Two recent decisions illustrate how individuals that did not sign a contract can be bound by that contract’s arbitration provisions. 

In the first, Blaustein v. Huete, 2011 WL 5103759 (5th Cir. Oct. 26, 2011), an individual member of an LLC, Huete, argued he should not be bound by the arbitration clause between the LLC and its attorneys.  Huete was suing the attorneys for legal malpractice and negligence, stemming from an allegedly botched patent application.  However, the law firm’s agreement with the LLC, which Huete had signed on behalf of the LLC, called for arbitration.  The law firm moved to compel arbitration.  The Fifth Circuit held that while Huete was not directly bound by the agreement (he only signed in his representative capacity), he was bound under the doctrine of “direct benefits estoppel.”  (Couldn’t anyone come up with a better name for that theory?  It doesn’t exactly roll off the tongue.) 

The concept of direct benefits estoppel is this: if the non-signatory used the contract to its benefit, it can’t later turn its back on the contract’s arbitration clause.  In particular, at least the Third and Fifth Circuits say that if a non-signatory has either 1) knowingly obtained direct benefits from the contract or 2) sought to enforce the contract, the non-signatory is bound by an arbitration clause in the contract.  In this case, the Court found Huete had obtained benefits from the agreement with the attorneys as a member of the LLC (research, drafting, filing, advice), and noted that Huete’s claims were related to the attorney-client relationship which was formed by the agreement between the firm and the LLC.  The law firm was successful in compelling Huete to arbitration.

In the second case, Lemon Drop Properties, LLC v. Pass Marianne, LLC, ___ So.3d ___, 2011 WL 5027140 (Oct. 20, 2011), the Supreme Court of Mississippi allowed a non-signatory to compel arbitration.  In that case, a condo buyer sued the developer and contractor alleging defective construction.    Although there was an arbitration agreement in the agreement between the buyer and developer, the developer waived its right to arbitrate by participating in the court case for “two-hundred-and-fifty-two (252) days,” without  invoking the arbitration provision.  The non-signatory issue arose after the buyer amended its complaint to name the real estate agent as a defendant.  The real estate agent argued that it was entitled to enforce the arbitration agreement in the developer’s agreement, as an agent of the developer.  The court easily agreed, but then had to address whether the developer’s waiver of its right to arbitrate was imputed to the real estate agent.  Citing recent decisions from a Texas state court and a California federal court, the Mississippi Supreme Court held that a “principal’s waiver of its right to arbitrate [does] not operate as a waiver of the agent’s right to arbitrate under the same agreement.”  Two Justices dissented from the portion of the opinion.

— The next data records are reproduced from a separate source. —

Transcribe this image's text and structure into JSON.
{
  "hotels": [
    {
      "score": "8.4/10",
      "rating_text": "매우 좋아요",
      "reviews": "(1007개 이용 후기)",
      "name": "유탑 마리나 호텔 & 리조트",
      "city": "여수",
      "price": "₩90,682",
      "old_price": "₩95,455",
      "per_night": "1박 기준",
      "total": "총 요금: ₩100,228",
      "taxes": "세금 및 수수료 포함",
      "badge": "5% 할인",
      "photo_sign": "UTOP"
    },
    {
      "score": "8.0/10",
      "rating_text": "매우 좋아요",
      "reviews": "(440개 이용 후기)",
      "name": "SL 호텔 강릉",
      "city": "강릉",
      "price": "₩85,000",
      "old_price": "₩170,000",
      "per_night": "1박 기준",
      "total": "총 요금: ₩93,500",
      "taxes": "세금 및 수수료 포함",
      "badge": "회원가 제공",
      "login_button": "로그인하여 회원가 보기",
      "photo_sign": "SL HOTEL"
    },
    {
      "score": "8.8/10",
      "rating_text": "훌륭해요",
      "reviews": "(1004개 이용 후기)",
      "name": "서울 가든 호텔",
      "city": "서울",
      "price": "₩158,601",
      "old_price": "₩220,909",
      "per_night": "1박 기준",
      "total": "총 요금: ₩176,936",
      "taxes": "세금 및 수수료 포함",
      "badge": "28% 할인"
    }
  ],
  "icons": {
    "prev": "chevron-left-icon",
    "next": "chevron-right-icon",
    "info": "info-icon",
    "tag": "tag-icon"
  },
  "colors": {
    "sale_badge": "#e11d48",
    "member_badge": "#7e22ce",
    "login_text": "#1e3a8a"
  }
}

These cases serve as a good reminder that employees and agents are frequently bound by the same arbitration agreements that bind their employers and principals (but not necessarily by any waivers by those employers or principals).